Heat, heat accelerates oxidation (yes, heat is used to prevent oxidation when brewing tea, but that’s another story). Some finer green, yellow, and oolong teas are best stored in the freezer or refrigerator where oxidation processes are slowed down considerably. Here, however, we must pay attention to the condensation of moisture on the leaves! It is advisable to take a smaller amount of the weekly portion of tea from the larger pack and open it daily. (It is good to store large quantities of tea, not in small bags. See later) Before putting the tea in the freezer, squeeze the air out as it condenses, which will not do well for dry tea leaves. The most important thing to remember about cold-stored teas is that when you remove the package from the fridge or freezer, do not open it until it reaches room temperature. You should remove the refrigerated teas you want to consume the next day from the refrigerator.
Keep tea away from light
The damage caused by light gives the tea a metallic taste, which is neither good nor delicious. It is left to those skilled in the art to observe and describe the exact chemical processes.
Keep tea away from strong odors
The tea leaf beautifully absorbs all the scents of its surroundings. This is extremely beneficial in the preparation of flavored teas. In the case of jasmine tea, all the aromas of jasmine flowers are absorbed and well preserved. The tea container must also be odorless and our kitchen cabinet is also not ideal for Asian spices. Certain wooden storage boxes, rubber seals that help with air tightness, can also hurt our tea because of its strong scent and give it a bad taste.
Keep tea away from moisture
It’s no secret that the taste of tea leaves really comes out when it gets wet. But we don’t want this taste to dissolve already during storage, right? Therefore, keeping away from moisture and moisture is very important. You can give it a try: leave a portion of tea out for a whole day, make it the next day. It will have a completely different taste. It absorbs moisture in the air nicely, which triggers the dissolution process. All you need is an airtight container to prevent moisture.
Keep as much tea as possible
This point is essentially a combination of the first and fourth points, but it is worth mentioning separately. In an almost empty, airtight container, a tiny bit of tea deteriorates much faster than the same container is full. To keep the tea fresh, fill the container as much as possible, arrange the leaves by shaking, tapping and then adding more. Oxygen is harder to locate between tight-fitting leaves, so tea is less likely to absorb the scent of its surroundings.
In short, a large amount of tea in one place is less degraded than a small pile of tea.
This concept is extremely important when storing or maturing puer tea. Do not refrigerate or freeze. Keep them in a separate dark wardrobe, ventilate them often, take a look at them, rearrange them! Here too, it is appropriate to completely fill the shelf / cupboard with the tea you want to ripen and store.
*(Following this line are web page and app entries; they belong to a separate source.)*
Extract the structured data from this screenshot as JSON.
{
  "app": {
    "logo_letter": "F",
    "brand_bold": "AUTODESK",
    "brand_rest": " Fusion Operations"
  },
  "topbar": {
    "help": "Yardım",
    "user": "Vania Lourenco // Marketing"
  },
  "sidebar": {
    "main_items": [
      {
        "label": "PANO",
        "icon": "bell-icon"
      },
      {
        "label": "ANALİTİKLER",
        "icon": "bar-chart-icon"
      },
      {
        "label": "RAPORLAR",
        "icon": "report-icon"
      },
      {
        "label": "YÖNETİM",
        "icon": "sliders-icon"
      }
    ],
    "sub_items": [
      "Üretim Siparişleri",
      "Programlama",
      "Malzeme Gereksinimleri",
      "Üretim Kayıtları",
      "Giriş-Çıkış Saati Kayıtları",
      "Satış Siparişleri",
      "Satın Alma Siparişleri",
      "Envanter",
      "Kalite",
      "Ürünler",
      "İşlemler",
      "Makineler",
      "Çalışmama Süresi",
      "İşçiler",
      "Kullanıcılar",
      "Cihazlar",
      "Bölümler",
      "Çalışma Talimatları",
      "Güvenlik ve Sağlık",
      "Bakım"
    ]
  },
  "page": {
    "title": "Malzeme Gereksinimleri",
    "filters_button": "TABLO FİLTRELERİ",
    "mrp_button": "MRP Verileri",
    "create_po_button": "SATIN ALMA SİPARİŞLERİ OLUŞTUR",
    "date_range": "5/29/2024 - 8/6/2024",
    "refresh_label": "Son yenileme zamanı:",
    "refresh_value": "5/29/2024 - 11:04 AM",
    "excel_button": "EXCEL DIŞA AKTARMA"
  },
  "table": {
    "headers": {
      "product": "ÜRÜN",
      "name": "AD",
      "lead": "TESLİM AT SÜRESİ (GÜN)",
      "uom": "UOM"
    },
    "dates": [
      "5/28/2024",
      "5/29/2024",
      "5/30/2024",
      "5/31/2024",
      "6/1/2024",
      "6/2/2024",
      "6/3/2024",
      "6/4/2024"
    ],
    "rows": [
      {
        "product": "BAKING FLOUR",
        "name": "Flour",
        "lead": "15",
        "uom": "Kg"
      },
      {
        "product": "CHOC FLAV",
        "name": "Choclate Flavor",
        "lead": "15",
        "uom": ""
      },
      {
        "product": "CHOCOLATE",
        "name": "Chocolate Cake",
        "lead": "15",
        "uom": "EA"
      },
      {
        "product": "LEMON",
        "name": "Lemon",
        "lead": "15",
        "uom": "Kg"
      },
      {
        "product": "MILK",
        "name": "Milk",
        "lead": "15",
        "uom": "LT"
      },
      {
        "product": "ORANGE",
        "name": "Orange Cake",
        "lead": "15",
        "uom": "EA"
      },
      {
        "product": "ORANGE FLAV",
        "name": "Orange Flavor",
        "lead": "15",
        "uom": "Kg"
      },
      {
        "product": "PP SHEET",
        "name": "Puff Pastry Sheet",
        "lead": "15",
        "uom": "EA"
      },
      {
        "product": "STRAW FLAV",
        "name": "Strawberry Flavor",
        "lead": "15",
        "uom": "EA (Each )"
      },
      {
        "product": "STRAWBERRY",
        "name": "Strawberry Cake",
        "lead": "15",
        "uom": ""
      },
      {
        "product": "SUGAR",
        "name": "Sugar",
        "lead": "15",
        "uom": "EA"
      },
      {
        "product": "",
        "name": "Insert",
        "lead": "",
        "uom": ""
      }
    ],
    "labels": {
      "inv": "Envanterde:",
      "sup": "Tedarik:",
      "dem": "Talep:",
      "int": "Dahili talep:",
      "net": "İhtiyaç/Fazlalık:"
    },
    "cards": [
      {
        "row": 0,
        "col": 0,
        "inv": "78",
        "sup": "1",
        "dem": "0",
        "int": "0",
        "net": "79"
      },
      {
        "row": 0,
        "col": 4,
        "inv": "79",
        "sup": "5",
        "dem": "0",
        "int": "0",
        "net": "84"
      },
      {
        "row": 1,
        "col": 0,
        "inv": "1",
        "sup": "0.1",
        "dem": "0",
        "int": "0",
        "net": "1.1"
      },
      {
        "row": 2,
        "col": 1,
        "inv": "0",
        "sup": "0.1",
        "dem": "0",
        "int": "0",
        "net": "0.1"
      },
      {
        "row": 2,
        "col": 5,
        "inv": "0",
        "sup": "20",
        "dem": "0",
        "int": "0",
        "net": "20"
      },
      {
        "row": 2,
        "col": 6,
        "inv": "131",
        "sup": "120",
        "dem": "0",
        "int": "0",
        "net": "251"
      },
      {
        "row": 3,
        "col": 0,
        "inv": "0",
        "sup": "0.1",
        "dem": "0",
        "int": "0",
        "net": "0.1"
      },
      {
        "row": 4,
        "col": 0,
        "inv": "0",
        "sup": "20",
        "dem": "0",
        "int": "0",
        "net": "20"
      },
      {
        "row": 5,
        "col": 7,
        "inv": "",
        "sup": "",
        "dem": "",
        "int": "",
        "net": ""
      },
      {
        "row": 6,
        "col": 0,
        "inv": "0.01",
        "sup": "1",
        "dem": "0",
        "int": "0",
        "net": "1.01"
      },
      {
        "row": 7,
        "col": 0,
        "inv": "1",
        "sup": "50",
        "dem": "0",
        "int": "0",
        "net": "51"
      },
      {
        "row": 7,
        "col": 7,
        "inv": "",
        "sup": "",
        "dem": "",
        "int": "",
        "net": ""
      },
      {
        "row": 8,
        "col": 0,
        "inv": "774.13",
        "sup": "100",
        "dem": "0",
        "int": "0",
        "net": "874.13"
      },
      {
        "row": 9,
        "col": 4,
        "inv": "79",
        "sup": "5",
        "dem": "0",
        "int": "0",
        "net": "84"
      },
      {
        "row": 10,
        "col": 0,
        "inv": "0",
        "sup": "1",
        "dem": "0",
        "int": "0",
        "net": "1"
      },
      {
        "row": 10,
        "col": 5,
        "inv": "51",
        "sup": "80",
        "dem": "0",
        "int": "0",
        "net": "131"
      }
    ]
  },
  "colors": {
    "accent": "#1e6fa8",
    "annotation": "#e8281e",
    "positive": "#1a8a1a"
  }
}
Two points to end:
Teas that are less oxidized (green, yellow and white) deteriorate faster than their more heavily oxidized counterparts (oolong and red tea)
Broken, tiny leaf teas with a larger surface contact with air lose their quality faster.
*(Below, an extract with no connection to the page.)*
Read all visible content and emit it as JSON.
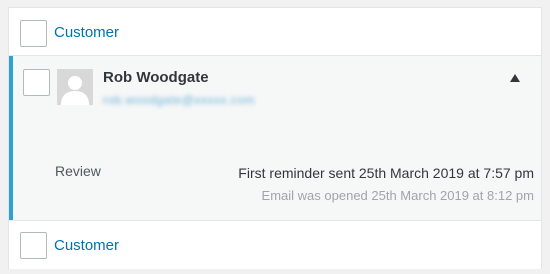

With little care and proper storage of tea, we can enjoy our favorite flavors for a long time.
Now look at your teas, make sure you store them well!